A PTA meeting for Trailwood Elementary in the Shawnee Mision school district disclosed the district’s rationale for discussing transgender and sex issues with kindergartners and other young students.
In March, Dr. Tyrone Bates, who runs the Diversity, Equity, and Inclusion program at Shawnee Mission, participated in an online Q&A with PTA members. Bates explains in the video.
“If they’re exposed to the information, they’re ready to learn about it whether you think so or not. And the research says there is no age too early to talk about pretty much anything if they have been exposed to it.”
Like it or not, he says some kids as young as kindergarteners have cell phones that give them access to information, which prompts questions at school.

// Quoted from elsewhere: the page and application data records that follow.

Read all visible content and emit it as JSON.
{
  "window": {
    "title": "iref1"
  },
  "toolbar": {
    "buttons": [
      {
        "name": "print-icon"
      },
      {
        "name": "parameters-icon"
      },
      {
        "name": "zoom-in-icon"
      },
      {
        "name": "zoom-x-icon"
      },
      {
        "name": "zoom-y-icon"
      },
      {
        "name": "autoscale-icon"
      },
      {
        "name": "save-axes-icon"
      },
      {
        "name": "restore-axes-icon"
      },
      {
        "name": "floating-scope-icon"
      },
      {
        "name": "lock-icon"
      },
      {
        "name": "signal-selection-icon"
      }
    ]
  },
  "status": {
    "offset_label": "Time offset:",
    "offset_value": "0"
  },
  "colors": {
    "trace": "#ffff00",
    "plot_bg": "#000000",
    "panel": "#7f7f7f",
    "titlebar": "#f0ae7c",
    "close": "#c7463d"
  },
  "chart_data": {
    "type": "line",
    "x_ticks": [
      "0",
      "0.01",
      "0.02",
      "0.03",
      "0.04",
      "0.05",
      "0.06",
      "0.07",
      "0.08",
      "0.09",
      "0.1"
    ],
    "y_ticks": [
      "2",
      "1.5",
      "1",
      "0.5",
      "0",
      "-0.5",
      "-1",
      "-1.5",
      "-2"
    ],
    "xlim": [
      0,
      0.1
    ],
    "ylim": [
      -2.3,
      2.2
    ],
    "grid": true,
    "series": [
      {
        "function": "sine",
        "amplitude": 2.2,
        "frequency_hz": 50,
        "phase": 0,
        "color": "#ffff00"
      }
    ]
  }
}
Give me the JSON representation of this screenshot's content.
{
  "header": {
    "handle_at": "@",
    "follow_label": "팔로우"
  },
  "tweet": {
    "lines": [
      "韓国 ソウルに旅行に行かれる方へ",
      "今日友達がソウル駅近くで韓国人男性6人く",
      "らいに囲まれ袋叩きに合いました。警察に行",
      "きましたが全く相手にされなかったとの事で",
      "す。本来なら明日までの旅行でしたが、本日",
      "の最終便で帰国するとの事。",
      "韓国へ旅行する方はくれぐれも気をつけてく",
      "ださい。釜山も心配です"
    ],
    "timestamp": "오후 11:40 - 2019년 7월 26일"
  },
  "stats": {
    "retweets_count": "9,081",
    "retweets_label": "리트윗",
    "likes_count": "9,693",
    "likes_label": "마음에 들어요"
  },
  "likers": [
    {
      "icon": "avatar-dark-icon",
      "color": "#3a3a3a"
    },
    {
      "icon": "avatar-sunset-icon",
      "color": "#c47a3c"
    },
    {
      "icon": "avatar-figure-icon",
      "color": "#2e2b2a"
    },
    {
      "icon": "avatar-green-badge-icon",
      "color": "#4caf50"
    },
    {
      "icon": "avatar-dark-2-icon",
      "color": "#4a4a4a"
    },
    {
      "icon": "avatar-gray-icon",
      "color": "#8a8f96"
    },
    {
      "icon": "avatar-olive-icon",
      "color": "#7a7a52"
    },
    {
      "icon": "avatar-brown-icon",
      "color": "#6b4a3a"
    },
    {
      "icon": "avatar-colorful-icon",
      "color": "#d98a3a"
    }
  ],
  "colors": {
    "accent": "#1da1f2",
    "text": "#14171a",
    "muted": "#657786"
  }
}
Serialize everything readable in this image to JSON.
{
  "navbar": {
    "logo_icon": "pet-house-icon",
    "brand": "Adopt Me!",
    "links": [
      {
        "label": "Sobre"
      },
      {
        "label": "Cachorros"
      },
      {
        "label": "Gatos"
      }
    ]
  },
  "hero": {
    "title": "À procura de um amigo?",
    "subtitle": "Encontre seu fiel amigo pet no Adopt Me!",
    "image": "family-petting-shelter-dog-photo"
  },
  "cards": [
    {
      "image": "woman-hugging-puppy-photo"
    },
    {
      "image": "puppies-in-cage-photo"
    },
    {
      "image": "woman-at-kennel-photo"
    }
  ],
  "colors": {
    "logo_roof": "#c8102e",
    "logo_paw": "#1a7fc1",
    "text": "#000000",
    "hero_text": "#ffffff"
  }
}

“The extent to which we can have discussions with parents about ‘how do we want to approach talking about LGBTQ+ because there are students as early as kindergartners who are identifying as non-gender-conforming, as non-binary, as transgender. And because they are in our classrooms, then that becomes a responsibility for the adults to say, ‘OK, I have a student who identifies this way and have to make sure the classroom is inviting to them.”
The Sentinel asked Dr. Bates to explain the process for parental discussions to decide how to handle questions. We specifically asked if those conversations occur before school officials speak with children.
Bates said, “Our system believes in partnering with parents and community members to ultimately create spaces where students feel they are safe and belong. The more we can proactively foster conversations together with families, the more prepared we are as a learning community to respond to our children.” But he did not directly answer our question.
When pressed for a direct answer, Communications Director David Smith responded on Bates’ behalf. Smith also declined to directly respond to the sensitive gender issues.
“Clearly, we believe in engaging with our parents. That said, can we guarantee that we run every question that a child might ask on gender-related issues past parents before responding? Suppose a child refers to a classmate, who is a girl with short hair, and asks: “Is that kid a boy or a girl?” To NOT respond to that question would be damaging to that girl’s sense of belonging in that classroom, and I sure hope that is not what you are implying. Without qualification of the question on your part, I would have answered the same way as Dr. Bates.”
Bates makes a good point about children asking tough questions at a much younger age these days. Still, the discussion with parents about responses that they find appropriate on transgender and other issues should occur at the beginning of the school year before kids can ask questions.
Parents overwhelmingly believe that they should be in control of their child’s education. A December 2021 poll commissioned by The Sentinel’s parent company, Kansas Policy Institute, finds 88% of respondents think parents should have the primary say.
The Olathe chapter of the National Education Association disagrees. They say parents should not be notified if a child wants to be identified with pronouns other than their birth gender.
Parents have a right to know what’s happening and direct their child’s education and may want to ask about their school’s policy.